# [WORK ITEM]
Would you print the data below exactly, leaving out every picture?

# [DATA PROVIDED]
● ● ● ●

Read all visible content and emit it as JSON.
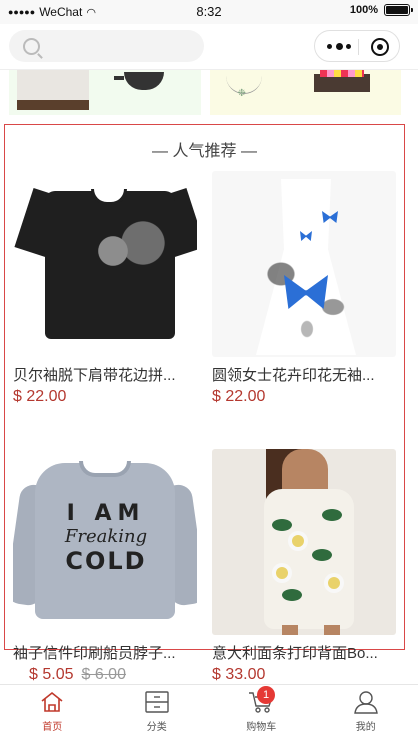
{
  "status_bar": {
    "carrier": "WeChat",
    "time": "8:32",
    "battery": "100%"
  },
  "search": {
    "placeholder": ""
  },
  "section": {
    "title": "— 人气推荐 —"
  },
  "products": [
    {
      "name": "贝尔袖脱下肩带花边拼...",
      "price": "$ 22.00",
      "old_price": ""
    },
    {
      "name": "圆领女士花卉印花无袖...",
      "price": "$ 22.00",
      "old_price": ""
    },
    {
      "name": "袖子信件印刷船员脖子...",
      "price": "$ 5.05",
      "old_price": "$ 6.00"
    },
    {
      "name": "意大利面条打印背面Bo...",
      "price": "$ 33.00",
      "old_price": ""
    }
  ],
  "tabbar": {
    "items": [
      {
        "label": "首页",
        "icon": "home-icon",
        "active": true
      },
      {
        "label": "分类",
        "icon": "category-icon",
        "active": false
      },
      {
        "label": "购物车",
        "icon": "cart-icon",
        "active": false
      },
      {
        "label": "我的",
        "icon": "user-icon",
        "active": false
      }
    ],
    "cart_badge": "1"
  },
  "colors": {
    "accent": "#c0392b",
    "price": "#b4382f",
    "section_border": "#d94848",
    "badge": "#e53935"
  }
}
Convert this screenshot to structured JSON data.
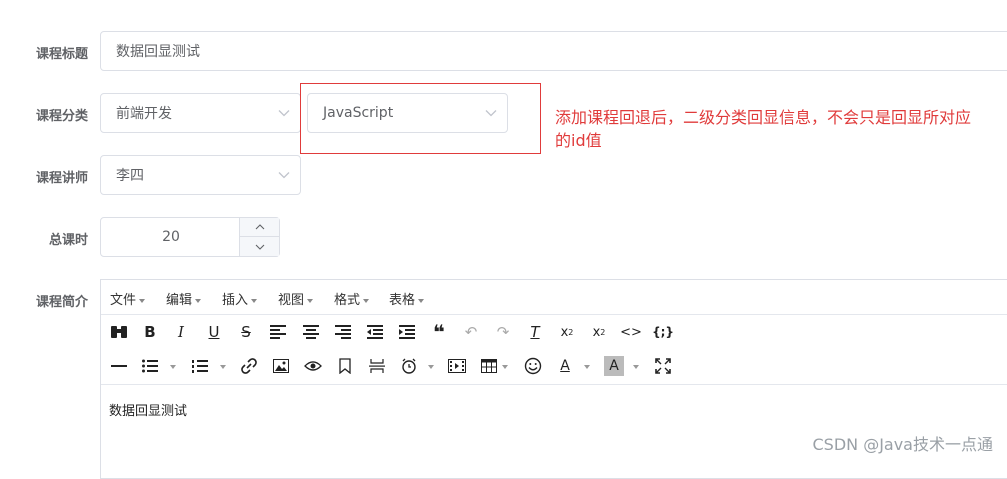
{
  "form": {
    "title_label": "课程标题",
    "title_value": "数据回显测试",
    "category_label": "课程分类",
    "category_primary": "前端开发",
    "category_secondary": "JavaScript",
    "teacher_label": "课程讲师",
    "teacher_value": "李四",
    "hours_label": "总课时",
    "hours_value": "20",
    "intro_label": "课程简介"
  },
  "annotation": {
    "note": "添加课程回退后，二级分类回显信息，不会只是回显所对应的id值",
    "frame_color": "#e03b3b"
  },
  "editor": {
    "menus": [
      "文件",
      "编辑",
      "插入",
      "视图",
      "格式",
      "表格"
    ],
    "content": "数据回显测试",
    "toolbar_row1": [
      "binoculars-icon",
      "bold-icon",
      "italic-icon",
      "underline-icon",
      "strikethrough-icon",
      "align-left-icon",
      "align-center-icon",
      "align-right-icon",
      "outdent-icon",
      "indent-icon",
      "blockquote-icon",
      "undo-icon",
      "redo-icon",
      "clear-format-icon",
      "subscript-icon",
      "superscript-icon",
      "code-icon",
      "code-block-icon"
    ],
    "toolbar_row2": [
      "horizontal-rule-icon",
      "bullet-list-icon",
      "numbered-list-icon",
      "link-icon",
      "image-icon",
      "preview-icon",
      "bookmark-icon",
      "page-break-icon",
      "time-icon",
      "media-icon",
      "table-icon",
      "emoticon-icon",
      "text-color-icon",
      "background-color-icon",
      "fullscreen-icon"
    ]
  },
  "watermark": "CSDN @Java技术一点通"
}
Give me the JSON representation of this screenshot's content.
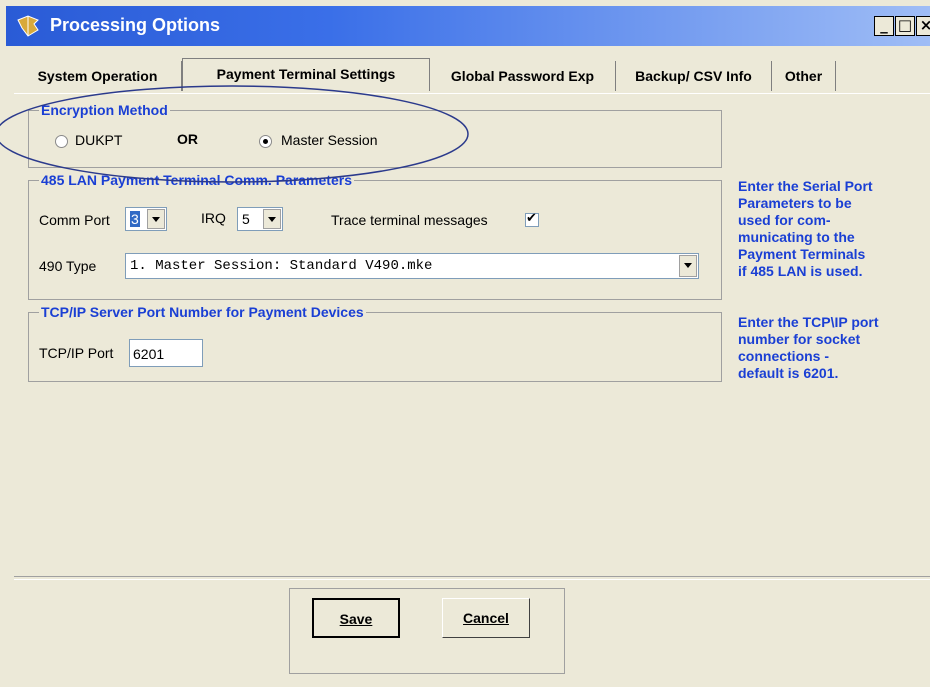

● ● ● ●

# [RESPONSE BOX]
Read all visible content and emit it as JSON.
{
  "status_bar": {
    "carrier": "WeChat",
    "time": "8:32",
    "battery": "100%"
  },
  "search": {
    "placeholder": ""
  },
  "section": {
    "title": "— 人气推荐 —"
  },
  "products": [
    {
      "name": "贝尔袖脱下肩带花边拼...",
      "price": "$ 22.00",
      "old_price": ""
    },
    {
      "name": "圆领女士花卉印花无袖...",
      "price": "$ 22.00",
      "old_price": ""
    },
    {
      "name": "袖子信件印刷船员脖子...",
      "price": "$ 5.05",
      "old_price": "$ 6.00"
    },
    {
      "name": "意大利面条打印背面Bo...",
      "price": "$ 33.00",
      "old_price": ""
    }
  ],
  "tabbar": {
    "items": [
      {
        "label": "首页",
        "icon": "home-icon",
        "active": true
      },
      {
        "label": "分类",
        "icon": "category-icon",
        "active": false
      },
      {
        "label": "购物车",
        "icon": "cart-icon",
        "active": false
      },
      {
        "label": "我的",
        "icon": "user-icon",
        "active": false
      }
    ],
    "cart_badge": "1"
  },
  "colors": {
    "accent": "#c0392b",
    "price": "#b4382f",
    "section_border": "#d94848",
    "badge": "#e53935"
  }
}
Convert this screenshot to structured JSON data.
{
  "form": {
    "title_label": "课程标题",
    "title_value": "数据回显测试",
    "category_label": "课程分类",
    "category_primary": "前端开发",
    "category_secondary": "JavaScript",
    "teacher_label": "课程讲师",
    "teacher_value": "李四",
    "hours_label": "总课时",
    "hours_value": "20",
    "intro_label": "课程简介"
  },
  "annotation": {
    "note": "添加课程回退后，二级分类回显信息，不会只是回显所对应的id值",
    "frame_color": "#e03b3b"
  },
  "editor": {
    "menus": [
      "文件",
      "编辑",
      "插入",
      "视图",
      "格式",
      "表格"
    ],
    "content": "数据回显测试",
    "toolbar_row1": [
      "binoculars-icon",
      "bold-icon",
      "italic-icon",
      "underline-icon",
      "strikethrough-icon",
      "align-left-icon",
      "align-center-icon",
      "align-right-icon",
      "outdent-icon",
      "indent-icon",
      "blockquote-icon",
      "undo-icon",
      "redo-icon",
      "clear-format-icon",
      "subscript-icon",
      "superscript-icon",
      "code-icon",
      "code-block-icon"
    ],
    "toolbar_row2": [
      "horizontal-rule-icon",
      "bullet-list-icon",
      "numbered-list-icon",
      "link-icon",
      "image-icon",
      "preview-icon",
      "bookmark-icon",
      "page-break-icon",
      "time-icon",
      "media-icon",
      "table-icon",
      "emoticon-icon",
      "text-color-icon",
      "background-color-icon",
      "fullscreen-icon"
    ]
  },
  "watermark": "CSDN @Java技术一点通"
}
Give me the JSON representation of this screenshot's content.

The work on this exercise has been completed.